Prognosis for success

Two years ago, as if alerted by some cosmic X-ray of cyberspace, a local physician detected a pivotal trend: Not only had the Internet transmuted consumer preference for business transactions, it had spawned a do-it-yourself culture that regarded the Web as Chief Expert of Everything.

For example, changing attitudes spurred patients to bypass physicians’ offices, securing advice from medical-related Web sites instead. Realizing that such information could be inaccurate or misused without professional guidance, Dr. Thomas Lehner deemed it critical to provide a service to offer patients online, real-time chats with doctors and nurses about specific health care needs.

The result was DocByWeb Ltd., and although a majority of dot-com start-ups have died or are in intensive care, Lehner, a family physician and founder of Wadsworth-Rittman Area Family Practice, says his Web-based company is the picture of health.

“That’s because we don’t think of ourselves as a dot-com, and we don’t run our business like one,” says Lehner, DocByWeb CEO and medical director. “We’re more of a traditional company, and the Internet is just a way to deliver our information.”

Lehner says that DocByWeb’s 1999 launch was bolstered by an invincible business plan he developed with Phillip Canfora, company co-founder and president.

“Our business plan was an enormous process, and we’ve taken it slow, being very meticulous about every detail,” says Canfora, a marketing and business management professional.

The site offers free information videos, bulletin boards and information on clinical trials. Live Web chats with physicians and nurses are available for a fee.

Canfora explains that DocByWeb was formed as a professional services holding company employing medical professionals (currently 16 on the payroll) who provide immediate online access to “personalized” health and wellness information. Using “chat” and “push” technology, a DocByWeb staff member obtains detailed information from the patient and provides advice specific to that query.

Anatomy graphics, multimedia files and patient information handouts are also provided to clarify understanding. Other offerings include a Medical Resource Library, online lectures by experts, discussion groups, bulletin boards, a medical professional resource locator and hundreds of linked Web sites.

DocByWeb went live in July 2000 and provides live chats four hours a day, but will soon add more physicians to expand that service to 24/7, says David A. Roth, vice president of marketing and communications. The company’s principles estimate that with that service, patient queries will skyrocket to about 5,000 per day.

But the site’s business-to-consumer services will comprise only 16 percent of its market.
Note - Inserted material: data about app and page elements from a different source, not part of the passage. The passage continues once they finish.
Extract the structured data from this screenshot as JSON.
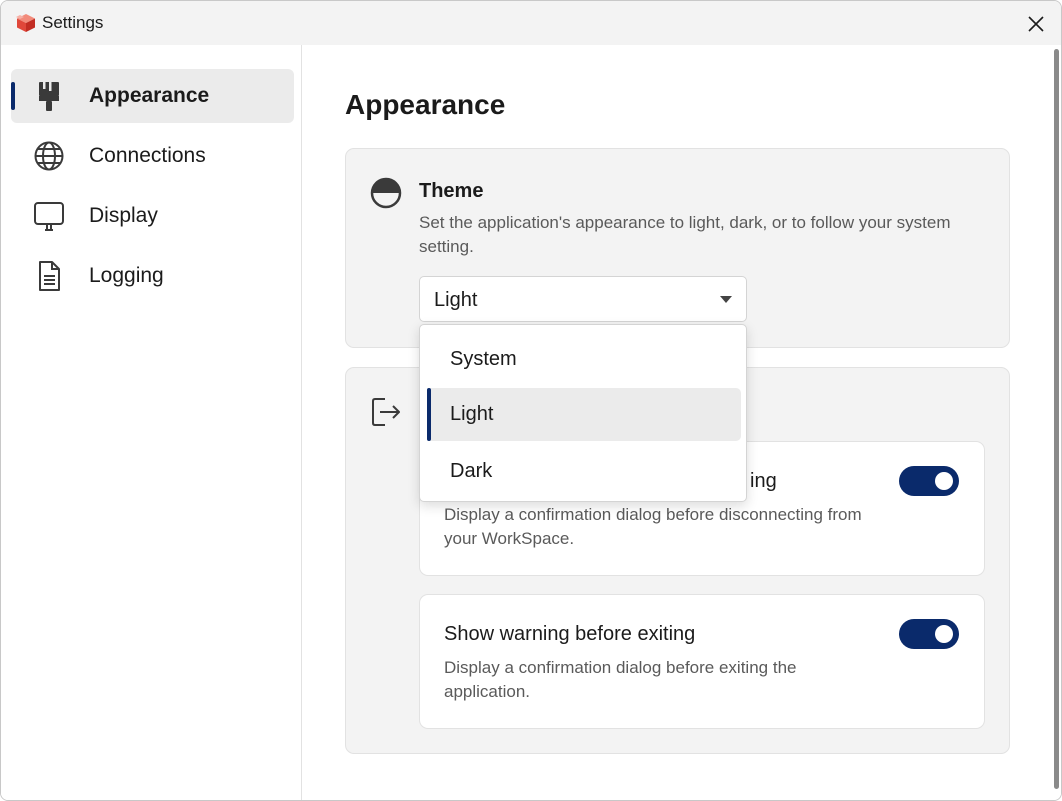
{
  "window": {
    "title": "Settings"
  },
  "colors": {
    "accent": "#0a2a6b",
    "card_bg": "#f3f3f3",
    "selected_bg": "#ebebeb"
  },
  "sidebar": {
    "items": [
      {
        "label": "Appearance",
        "icon": "paintbrush-icon",
        "active": true
      },
      {
        "label": "Connections",
        "icon": "globe-icon",
        "active": false
      },
      {
        "label": "Display",
        "icon": "monitor-icon",
        "active": false
      },
      {
        "label": "Logging",
        "icon": "document-icon",
        "active": false
      }
    ]
  },
  "main": {
    "title": "Appearance",
    "theme": {
      "icon": "half-circle-icon",
      "title": "Theme",
      "description": "Set the application's appearance to light, dark, or to follow your system setting.",
      "selected": "Light",
      "options": [
        "System",
        "Light",
        "Dark"
      ]
    },
    "exit_section": {
      "icon": "exit-icon",
      "settings": [
        {
          "title": "ing",
          "description": "Display a confirmation dialog before disconnecting from your WorkSpace.",
          "enabled": true
        },
        {
          "title": "Show warning before exiting",
          "description": "Display a confirmation dialog before exiting the application.",
          "enabled": true
        }
      ]
    }
  }
}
“When DocByWeb is included as an employee health benefit, the online service has the ability to save self-insured employers of a typical 1,000-person company up to $250,000 per year in health care expenses by eliminating unnecessary employee visits to doctor’s offices,” Canfora explains. “So, our primary focus is providing online health advisory services at discounted rates via group contracts with self-insured employers and health plan providers.”

Recently, DocByWeb sealed a deal with Emerald Health Network Inc., a Cleveland-based preferred provider. This new charter client will open doors for DocByWeb to serve several self-insured employers.

Lehner says DocByWeb will eventually debut as a companion service, in which licensed counselors and behavioral therapists will provide online behavioral health services. Long-term plans include other “ByWeb” specialties, such as, and

“In the meantime, we’re concentrating on generating an income and return for our investors,” Canfora says, revealing that the company’s initial $1.7 million private placement offering will be followed by a second round currently being structured. “We expect slow growth through the middle of next year. Then, once we’ve refined our model, we’ll expand exponentially.” How to reach: DocByWeb Ltd., (330) 753-5899

Victoria Reynolds is a contributing editor to SBN Magazine.